(Beginning of INFORMATION)

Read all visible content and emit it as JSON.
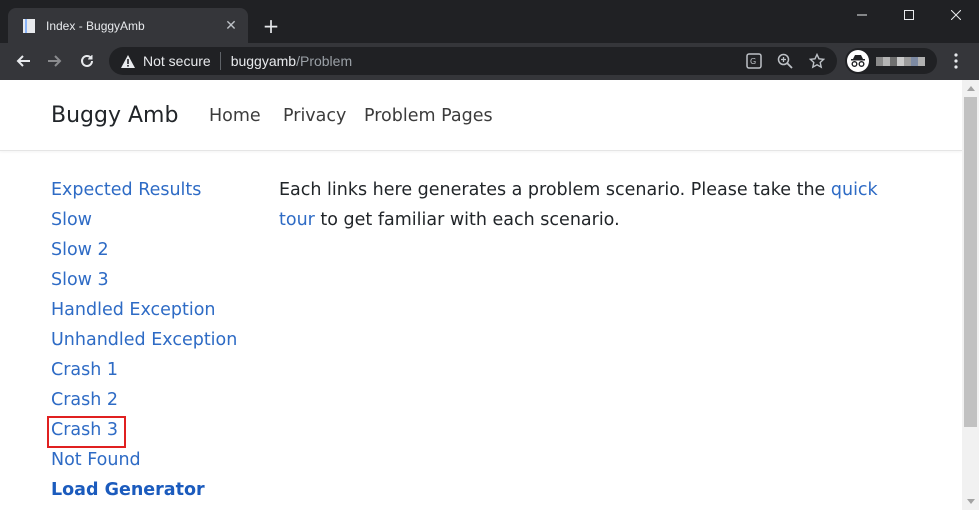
{
  "browser": {
    "tab_title": "Index - BuggyAmb",
    "security_label": "Not secure",
    "url_host": "buggyamb",
    "url_path": "/Problem"
  },
  "navbar": {
    "brand": "Buggy Amb",
    "links": [
      "Home",
      "Privacy",
      "Problem Pages"
    ]
  },
  "sidebar": {
    "items": [
      {
        "label": "Expected Results"
      },
      {
        "label": "Slow"
      },
      {
        "label": "Slow 2"
      },
      {
        "label": "Slow 3"
      },
      {
        "label": "Handled Exception"
      },
      {
        "label": "Unhandled Exception"
      },
      {
        "label": "Crash 1"
      },
      {
        "label": "Crash 2"
      },
      {
        "label": "Crash 3"
      },
      {
        "label": "Not Found"
      },
      {
        "label": "Load Generator"
      }
    ]
  },
  "main": {
    "text_before": "Each links here generates a problem scenario. Please take the ",
    "link_text": "quick tour",
    "text_after": " to get familiar with each scenario."
  },
  "colors": {
    "link": "#2e6bc5",
    "highlight": "#e02020",
    "chrome_dark": "#202124",
    "chrome_tab": "#35363a"
  }
}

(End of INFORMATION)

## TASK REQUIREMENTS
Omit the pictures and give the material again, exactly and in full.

## TASK ANSWER
Read all visible content and emit it as JSON.
{
  "browser": {
    "tab_title": "Index - BuggyAmb",
    "security_label": "Not secure",
    "url_host": "buggyamb",
    "url_path": "/Problem"
  },
  "navbar": {
    "brand": "Buggy Amb",
    "links": [
      "Home",
      "Privacy",
      "Problem Pages"
    ]
  },
  "sidebar": {
    "items": [
      {
        "label": "Expected Results"
      },
      {
        "label": "Slow"
      },
      {
        "label": "Slow 2"
      },
      {
        "label": "Slow 3"
      },
      {
        "label": "Handled Exception"
      },
      {
        "label": "Unhandled Exception"
      },
      {
        "label": "Crash 1"
      },
      {
        "label": "Crash 2"
      },
      {
        "label": "Crash 3"
      },
      {
        "label": "Not Found"
      },
      {
        "label": "Load Generator"
      }
    ]
  },
  "main": {
    "text_before": "Each links here generates a problem scenario. Please take the ",
    "link_text": "quick tour",
    "text_after": " to get familiar with each scenario."
  },
  "colors": {
    "link": "#2e6bc5",
    "highlight": "#e02020",
    "chrome_dark": "#202124",
    "chrome_tab": "#35363a"
  }
}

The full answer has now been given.